TASK DETAILS
The response must contain every line from the records below that has "unit".

INPUT DATA
--- START ---
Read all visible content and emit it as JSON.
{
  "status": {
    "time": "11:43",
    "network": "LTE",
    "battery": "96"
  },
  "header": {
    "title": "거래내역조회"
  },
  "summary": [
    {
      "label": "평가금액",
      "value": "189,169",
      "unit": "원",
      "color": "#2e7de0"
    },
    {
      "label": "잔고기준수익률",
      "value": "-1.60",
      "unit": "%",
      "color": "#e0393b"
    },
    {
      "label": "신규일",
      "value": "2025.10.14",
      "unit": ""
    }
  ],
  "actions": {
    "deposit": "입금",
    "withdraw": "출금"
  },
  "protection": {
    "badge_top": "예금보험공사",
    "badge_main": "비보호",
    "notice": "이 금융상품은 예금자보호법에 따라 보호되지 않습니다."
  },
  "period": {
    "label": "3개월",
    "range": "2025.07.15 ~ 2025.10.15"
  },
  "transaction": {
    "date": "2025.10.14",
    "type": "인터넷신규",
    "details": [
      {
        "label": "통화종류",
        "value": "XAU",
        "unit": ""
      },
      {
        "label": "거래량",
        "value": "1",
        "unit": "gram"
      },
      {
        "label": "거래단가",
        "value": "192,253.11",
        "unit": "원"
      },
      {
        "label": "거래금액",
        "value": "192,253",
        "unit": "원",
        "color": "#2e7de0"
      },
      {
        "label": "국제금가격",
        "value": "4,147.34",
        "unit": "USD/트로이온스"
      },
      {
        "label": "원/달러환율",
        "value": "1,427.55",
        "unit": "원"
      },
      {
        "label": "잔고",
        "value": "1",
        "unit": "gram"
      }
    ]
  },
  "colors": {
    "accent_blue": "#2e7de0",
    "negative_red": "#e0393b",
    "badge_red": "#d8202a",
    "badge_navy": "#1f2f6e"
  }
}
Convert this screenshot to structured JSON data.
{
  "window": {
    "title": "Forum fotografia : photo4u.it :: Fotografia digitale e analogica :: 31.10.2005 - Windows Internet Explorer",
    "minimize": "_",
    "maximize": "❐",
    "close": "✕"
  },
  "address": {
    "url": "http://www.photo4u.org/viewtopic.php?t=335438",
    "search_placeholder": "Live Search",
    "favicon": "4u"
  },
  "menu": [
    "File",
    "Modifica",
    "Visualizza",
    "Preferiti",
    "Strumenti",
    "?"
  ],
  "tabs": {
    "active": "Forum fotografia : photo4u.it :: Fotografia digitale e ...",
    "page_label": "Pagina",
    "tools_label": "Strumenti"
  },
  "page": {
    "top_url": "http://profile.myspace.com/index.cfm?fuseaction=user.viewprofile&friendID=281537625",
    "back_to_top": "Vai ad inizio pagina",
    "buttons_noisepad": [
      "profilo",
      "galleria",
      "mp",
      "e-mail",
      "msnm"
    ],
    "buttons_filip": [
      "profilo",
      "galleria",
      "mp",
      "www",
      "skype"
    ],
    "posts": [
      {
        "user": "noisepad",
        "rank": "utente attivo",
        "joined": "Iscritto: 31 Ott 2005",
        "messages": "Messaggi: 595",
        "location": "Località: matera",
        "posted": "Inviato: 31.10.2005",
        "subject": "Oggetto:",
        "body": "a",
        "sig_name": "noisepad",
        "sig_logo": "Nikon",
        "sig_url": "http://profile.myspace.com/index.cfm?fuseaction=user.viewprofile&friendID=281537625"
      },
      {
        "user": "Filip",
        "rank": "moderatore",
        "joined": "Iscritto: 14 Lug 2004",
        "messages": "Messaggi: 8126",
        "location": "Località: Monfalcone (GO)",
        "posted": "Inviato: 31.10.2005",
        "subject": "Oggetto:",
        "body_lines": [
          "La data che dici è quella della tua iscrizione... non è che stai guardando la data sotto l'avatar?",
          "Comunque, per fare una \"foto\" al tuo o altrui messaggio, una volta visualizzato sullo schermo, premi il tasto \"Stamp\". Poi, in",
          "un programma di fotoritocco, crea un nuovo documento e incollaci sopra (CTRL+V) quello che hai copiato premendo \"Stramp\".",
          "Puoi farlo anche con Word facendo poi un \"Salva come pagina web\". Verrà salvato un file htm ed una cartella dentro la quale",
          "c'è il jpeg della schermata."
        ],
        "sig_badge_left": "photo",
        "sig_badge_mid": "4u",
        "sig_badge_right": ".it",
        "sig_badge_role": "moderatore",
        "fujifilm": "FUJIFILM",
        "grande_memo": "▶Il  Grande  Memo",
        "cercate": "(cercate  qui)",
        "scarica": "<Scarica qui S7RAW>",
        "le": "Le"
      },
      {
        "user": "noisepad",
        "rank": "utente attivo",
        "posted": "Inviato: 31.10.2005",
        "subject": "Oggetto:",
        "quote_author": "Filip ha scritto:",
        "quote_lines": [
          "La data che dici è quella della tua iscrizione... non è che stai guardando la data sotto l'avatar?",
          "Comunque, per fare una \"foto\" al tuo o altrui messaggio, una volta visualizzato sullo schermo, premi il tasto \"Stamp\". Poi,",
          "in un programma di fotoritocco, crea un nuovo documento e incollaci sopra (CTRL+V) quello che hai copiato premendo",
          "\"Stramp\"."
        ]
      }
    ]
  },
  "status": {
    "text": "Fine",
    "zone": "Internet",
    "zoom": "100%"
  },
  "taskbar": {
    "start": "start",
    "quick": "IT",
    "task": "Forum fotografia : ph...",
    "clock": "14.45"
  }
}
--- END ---
RESPONSE AREA
      "unit": "원",
      "unit": "%",
      "unit": ""
        "unit": ""
        "unit": "gram"
        "unit": "원"
        "unit": "원",
        "unit": "USD/트로이온스"
        "unit": "원"
        "unit": "gram"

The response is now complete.